The task >> Provide an exact copy of the data, excluding the images.
┌─ Entries supplied
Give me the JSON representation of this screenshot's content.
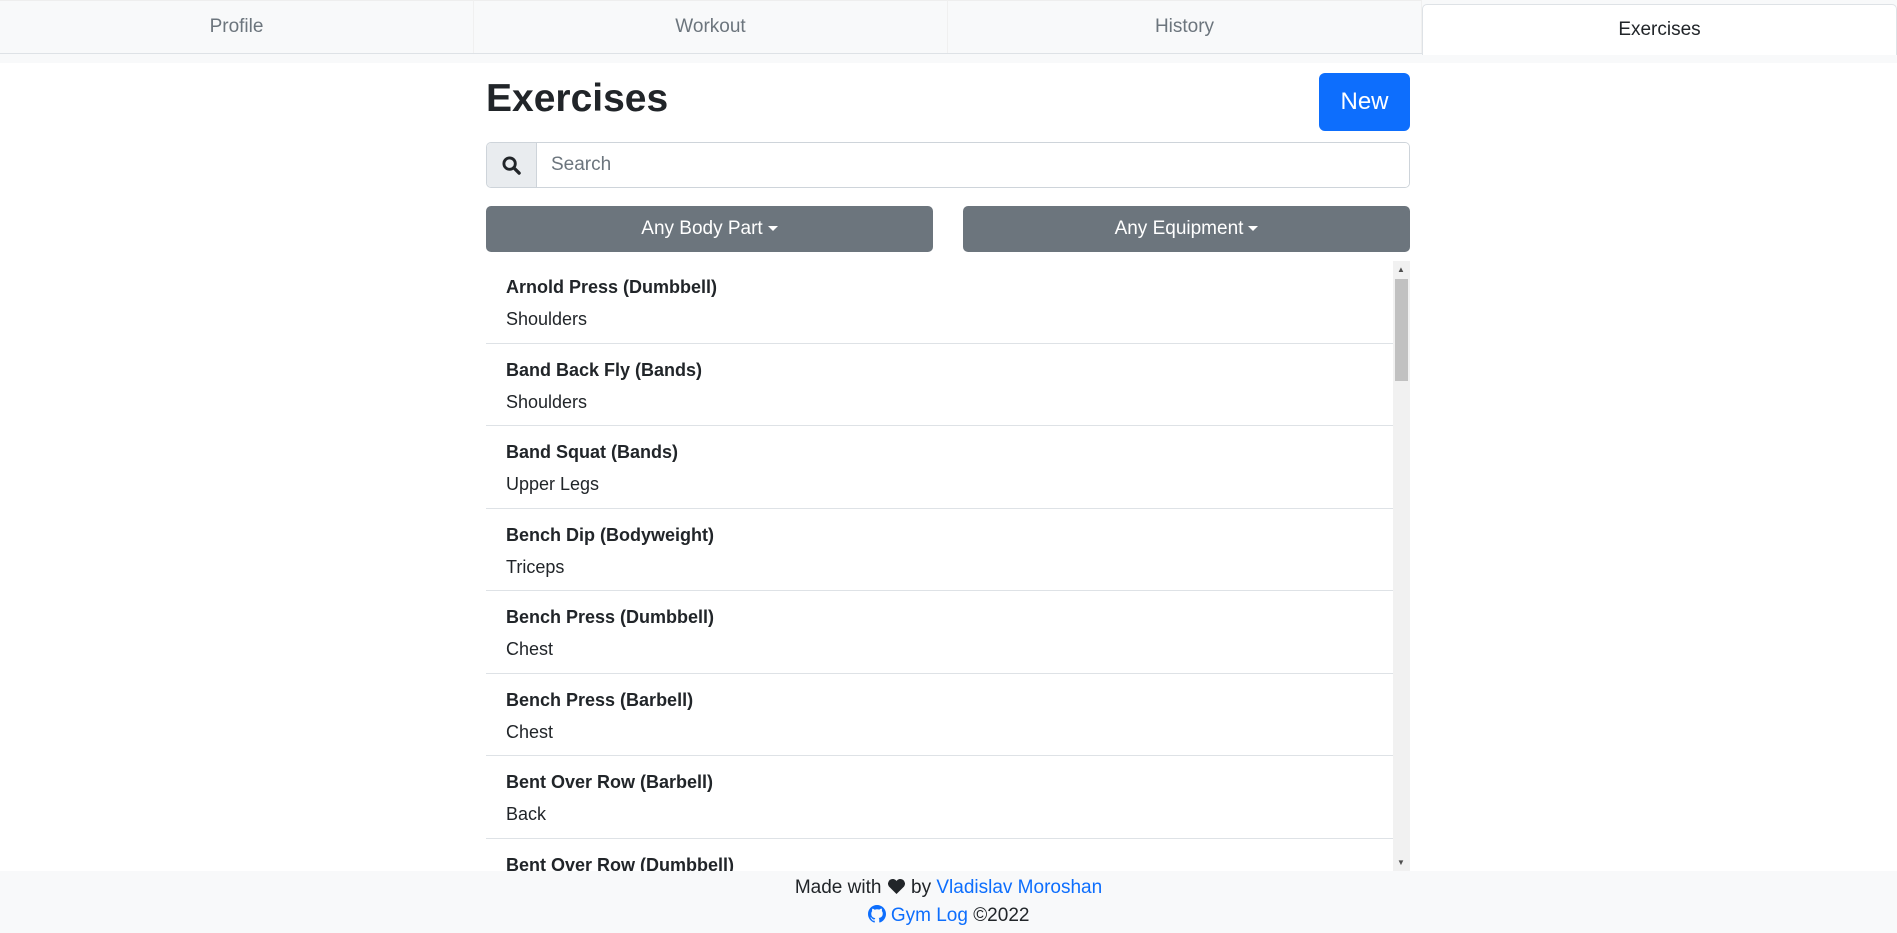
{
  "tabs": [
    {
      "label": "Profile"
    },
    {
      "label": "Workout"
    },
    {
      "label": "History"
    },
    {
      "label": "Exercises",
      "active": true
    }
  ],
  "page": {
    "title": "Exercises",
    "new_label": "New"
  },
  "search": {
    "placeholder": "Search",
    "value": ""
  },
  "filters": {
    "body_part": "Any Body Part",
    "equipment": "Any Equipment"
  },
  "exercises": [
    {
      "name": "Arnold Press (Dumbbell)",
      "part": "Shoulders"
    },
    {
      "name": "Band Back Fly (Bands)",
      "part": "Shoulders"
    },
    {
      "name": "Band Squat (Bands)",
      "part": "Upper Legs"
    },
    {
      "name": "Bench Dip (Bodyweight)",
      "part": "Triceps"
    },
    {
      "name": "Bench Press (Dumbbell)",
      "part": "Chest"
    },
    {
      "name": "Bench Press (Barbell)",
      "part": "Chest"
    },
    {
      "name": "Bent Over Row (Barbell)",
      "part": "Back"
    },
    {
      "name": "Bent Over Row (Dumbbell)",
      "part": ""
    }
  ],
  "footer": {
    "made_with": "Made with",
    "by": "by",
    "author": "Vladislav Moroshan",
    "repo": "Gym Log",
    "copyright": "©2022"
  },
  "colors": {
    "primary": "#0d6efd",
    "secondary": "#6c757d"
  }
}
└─
Solution to this task >>
Give me the JSON representation of this screenshot's content.
{
  "tabs": [
    {
      "label": "Profile"
    },
    {
      "label": "Workout"
    },
    {
      "label": "History"
    },
    {
      "label": "Exercises",
      "active": true
    }
  ],
  "page": {
    "title": "Exercises",
    "new_label": "New"
  },
  "search": {
    "placeholder": "Search",
    "value": ""
  },
  "filters": {
    "body_part": "Any Body Part",
    "equipment": "Any Equipment"
  },
  "exercises": [
    {
      "name": "Arnold Press (Dumbbell)",
      "part": "Shoulders"
    },
    {
      "name": "Band Back Fly (Bands)",
      "part": "Shoulders"
    },
    {
      "name": "Band Squat (Bands)",
      "part": "Upper Legs"
    },
    {
      "name": "Bench Dip (Bodyweight)",
      "part": "Triceps"
    },
    {
      "name": "Bench Press (Dumbbell)",
      "part": "Chest"
    },
    {
      "name": "Bench Press (Barbell)",
      "part": "Chest"
    },
    {
      "name": "Bent Over Row (Barbell)",
      "part": "Back"
    },
    {
      "name": "Bent Over Row (Dumbbell)",
      "part": ""
    }
  ],
  "footer": {
    "made_with": "Made with",
    "by": "by",
    "author": "Vladislav Moroshan",
    "repo": "Gym Log",
    "copyright": "©2022"
  },
  "colors": {
    "primary": "#0d6efd",
    "secondary": "#6c757d"
  }
}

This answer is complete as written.